**DATA SHOWN**:
================================

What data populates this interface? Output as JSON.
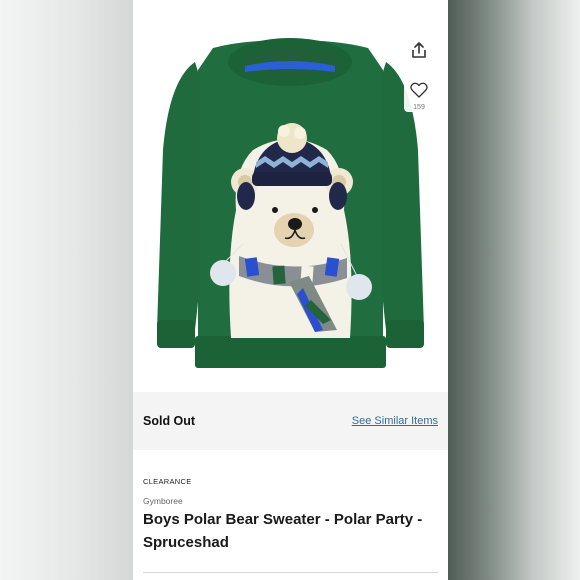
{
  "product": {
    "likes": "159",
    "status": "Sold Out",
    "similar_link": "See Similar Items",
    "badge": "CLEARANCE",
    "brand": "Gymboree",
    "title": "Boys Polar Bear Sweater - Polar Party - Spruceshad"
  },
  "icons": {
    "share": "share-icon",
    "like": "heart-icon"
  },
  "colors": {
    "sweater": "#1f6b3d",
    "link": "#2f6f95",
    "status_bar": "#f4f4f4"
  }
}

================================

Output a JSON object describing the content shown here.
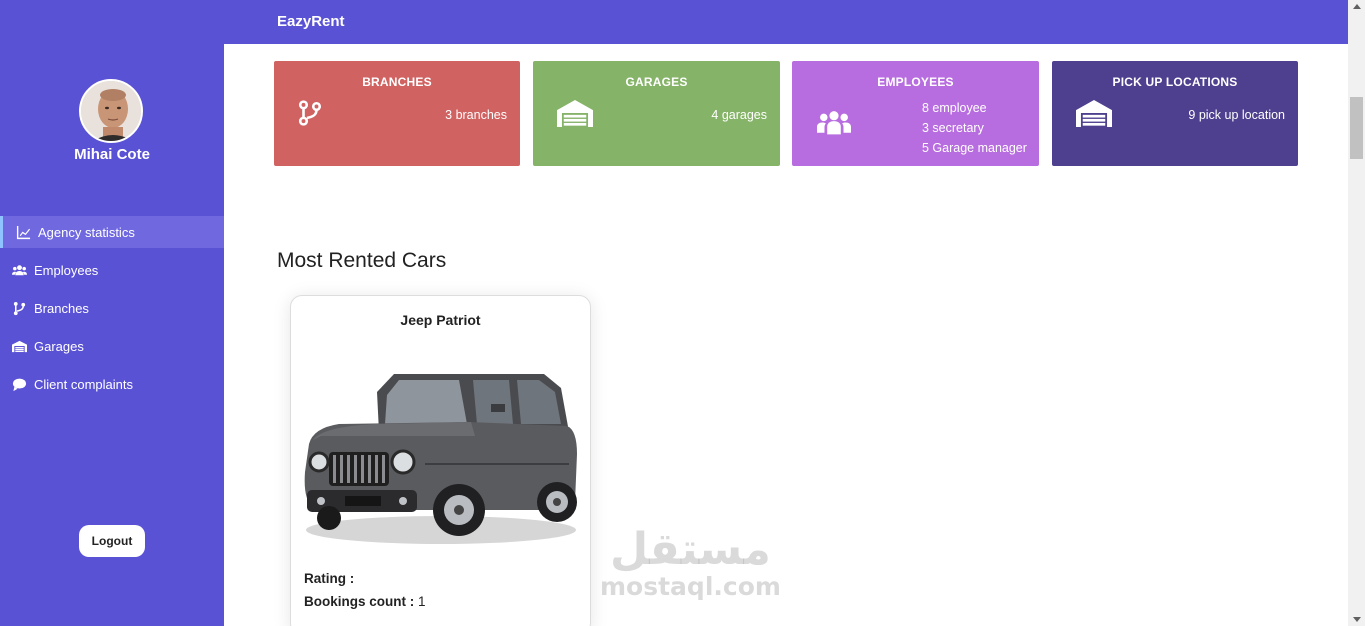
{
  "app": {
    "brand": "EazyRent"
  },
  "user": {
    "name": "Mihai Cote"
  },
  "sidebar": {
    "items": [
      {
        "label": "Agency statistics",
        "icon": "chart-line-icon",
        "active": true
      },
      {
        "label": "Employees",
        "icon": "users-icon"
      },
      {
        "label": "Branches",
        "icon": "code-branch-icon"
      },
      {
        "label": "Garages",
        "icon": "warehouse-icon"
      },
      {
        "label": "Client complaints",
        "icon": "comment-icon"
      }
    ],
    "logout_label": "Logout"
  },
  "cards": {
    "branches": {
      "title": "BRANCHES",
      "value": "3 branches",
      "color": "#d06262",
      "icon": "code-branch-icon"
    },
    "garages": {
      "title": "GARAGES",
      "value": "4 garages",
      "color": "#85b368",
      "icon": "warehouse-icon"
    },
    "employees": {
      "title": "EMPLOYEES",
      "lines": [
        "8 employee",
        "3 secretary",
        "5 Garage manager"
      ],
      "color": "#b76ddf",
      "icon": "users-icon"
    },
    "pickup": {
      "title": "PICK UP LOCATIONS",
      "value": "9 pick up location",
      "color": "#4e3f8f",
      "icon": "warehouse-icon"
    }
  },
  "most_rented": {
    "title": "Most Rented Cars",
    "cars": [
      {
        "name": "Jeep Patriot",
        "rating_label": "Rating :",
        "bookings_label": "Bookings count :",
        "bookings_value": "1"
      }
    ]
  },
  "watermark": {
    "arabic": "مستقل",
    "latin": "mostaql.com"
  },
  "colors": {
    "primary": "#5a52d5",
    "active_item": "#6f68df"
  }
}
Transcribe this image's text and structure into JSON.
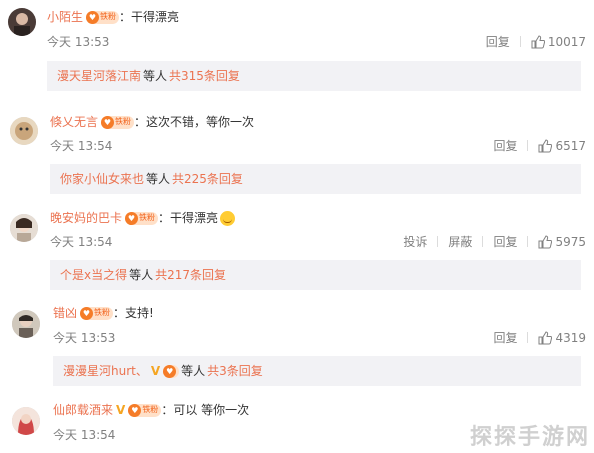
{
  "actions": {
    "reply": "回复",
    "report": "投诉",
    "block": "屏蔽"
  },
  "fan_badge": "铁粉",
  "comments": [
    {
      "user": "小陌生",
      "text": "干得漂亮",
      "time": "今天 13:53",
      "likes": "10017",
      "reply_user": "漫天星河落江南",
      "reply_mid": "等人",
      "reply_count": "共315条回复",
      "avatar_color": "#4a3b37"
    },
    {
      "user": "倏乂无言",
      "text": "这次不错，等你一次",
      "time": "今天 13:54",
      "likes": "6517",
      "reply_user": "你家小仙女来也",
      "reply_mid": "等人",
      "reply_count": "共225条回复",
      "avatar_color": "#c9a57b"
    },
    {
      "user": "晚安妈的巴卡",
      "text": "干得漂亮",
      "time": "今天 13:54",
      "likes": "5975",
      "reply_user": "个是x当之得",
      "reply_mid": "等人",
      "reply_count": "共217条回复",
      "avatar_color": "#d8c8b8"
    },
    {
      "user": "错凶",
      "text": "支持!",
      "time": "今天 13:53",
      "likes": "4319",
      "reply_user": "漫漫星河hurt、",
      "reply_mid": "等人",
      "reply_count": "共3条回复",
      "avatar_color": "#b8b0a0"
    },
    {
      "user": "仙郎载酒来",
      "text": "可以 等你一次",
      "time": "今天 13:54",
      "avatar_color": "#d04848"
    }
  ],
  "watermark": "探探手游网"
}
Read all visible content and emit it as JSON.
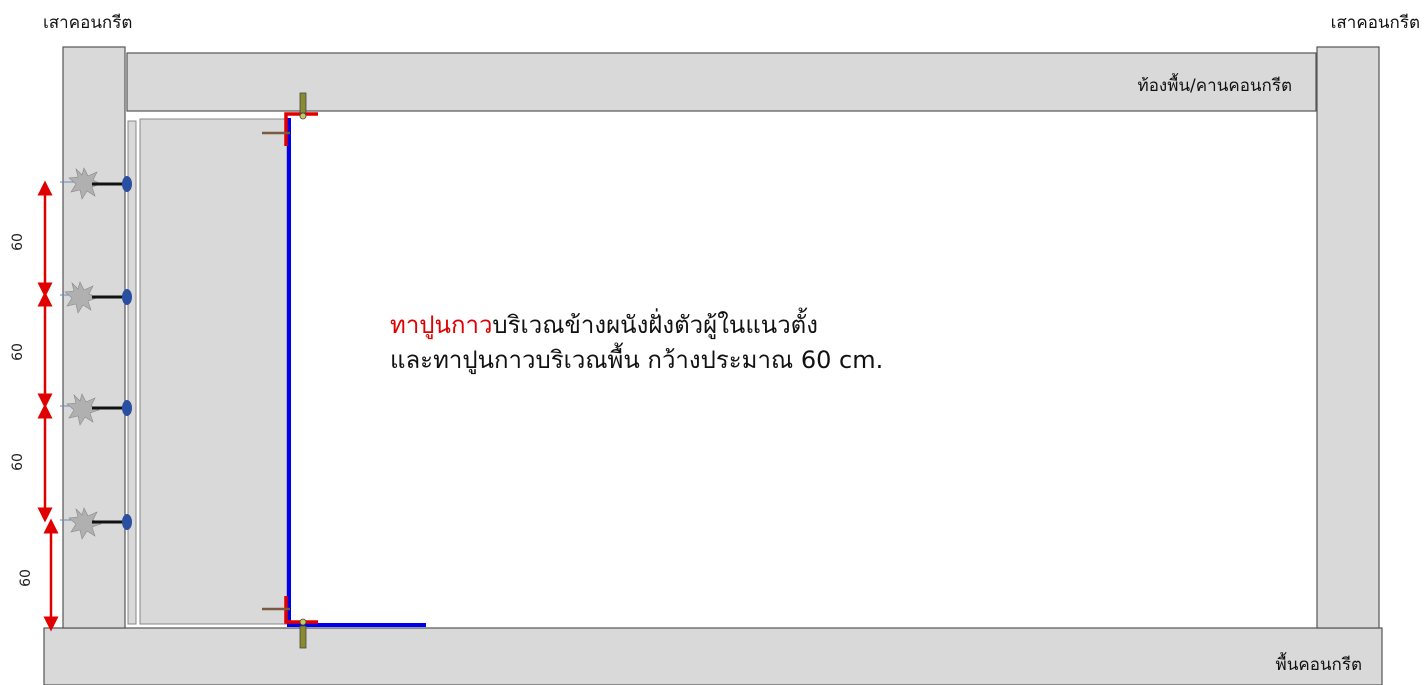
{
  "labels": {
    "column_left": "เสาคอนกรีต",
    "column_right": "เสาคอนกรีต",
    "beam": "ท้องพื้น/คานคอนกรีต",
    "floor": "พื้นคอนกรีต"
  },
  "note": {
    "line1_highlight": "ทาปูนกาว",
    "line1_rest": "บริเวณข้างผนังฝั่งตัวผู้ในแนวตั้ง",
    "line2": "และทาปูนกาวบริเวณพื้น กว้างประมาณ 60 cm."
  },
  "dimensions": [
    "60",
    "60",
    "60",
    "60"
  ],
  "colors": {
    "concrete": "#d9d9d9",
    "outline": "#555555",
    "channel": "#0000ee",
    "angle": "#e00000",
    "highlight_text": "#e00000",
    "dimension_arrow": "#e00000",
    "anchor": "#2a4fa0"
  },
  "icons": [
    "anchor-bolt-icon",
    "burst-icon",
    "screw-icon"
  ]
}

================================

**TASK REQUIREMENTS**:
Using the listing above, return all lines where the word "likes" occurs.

**RESPONSE**:
    "likes": "159",
      "likes": "10017",
      "likes": "6517",
      "likes": "5975",
      "likes": "4319",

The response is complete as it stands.